Exercise brief: Select all lines in the records that include "button".

Items from an interface collection:
'''

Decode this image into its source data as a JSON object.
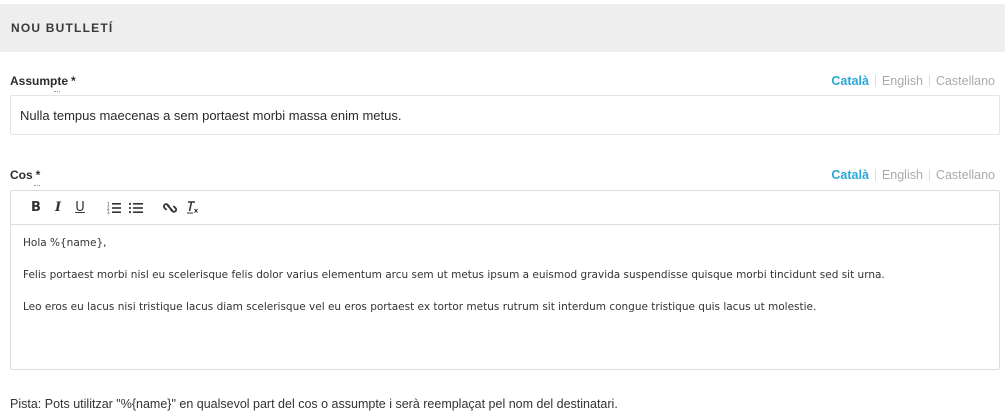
{
  "header": {
    "title": "NOU BUTLLETÍ"
  },
  "languages": [
    "Català",
    "English",
    "Castellano"
  ],
  "subject": {
    "label": "Assumpte",
    "required_mark": "*",
    "value": "Nulla tempus maecenas a sem portaest morbi massa enim metus."
  },
  "body": {
    "label": "Cos",
    "required_mark": "*",
    "toolbar": [
      {
        "name": "bold-button",
        "glyph": "B"
      },
      {
        "name": "italic-button",
        "glyph": "I"
      },
      {
        "name": "underline-button",
        "glyph": "U"
      },
      {
        "name": "ordered-list-button",
        "icon": "ordered-list-icon"
      },
      {
        "name": "bullet-list-button",
        "icon": "bullet-list-icon"
      },
      {
        "name": "link-button",
        "icon": "link-icon"
      },
      {
        "name": "clear-format-button",
        "glyph": "Tx"
      }
    ],
    "paragraphs": [
      "Hola %{name},",
      "Felis portaest morbi nisl eu scelerisque felis dolor varius elementum arcu sem ut metus ipsum a euismod gravida suspendisse quisque morbi tincidunt sed sit urna.",
      "Leo eros eu lacus nisi tristique lacus diam scelerisque vel eu eros portaest ex tortor metus rutrum sit interdum congue tristique quis lacus ut molestie."
    ]
  },
  "hint": "Pista: Pots utilitzar \"%{name}\" en qualsevol part del cos o assumpte i serà reemplaçat pel nom del destinatari.",
  "colors": {
    "accent": "#2aa7d8",
    "inactive_lang": "#aaaaaa",
    "header_bg": "#eeeeee"
  }
}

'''

Response for this exercise:
        "name": "bold-button",
        "name": "italic-button",
        "name": "underline-button",
        "name": "ordered-list-button",
        "name": "bullet-list-button",
        "name": "link-button",
        "name": "clear-format-button",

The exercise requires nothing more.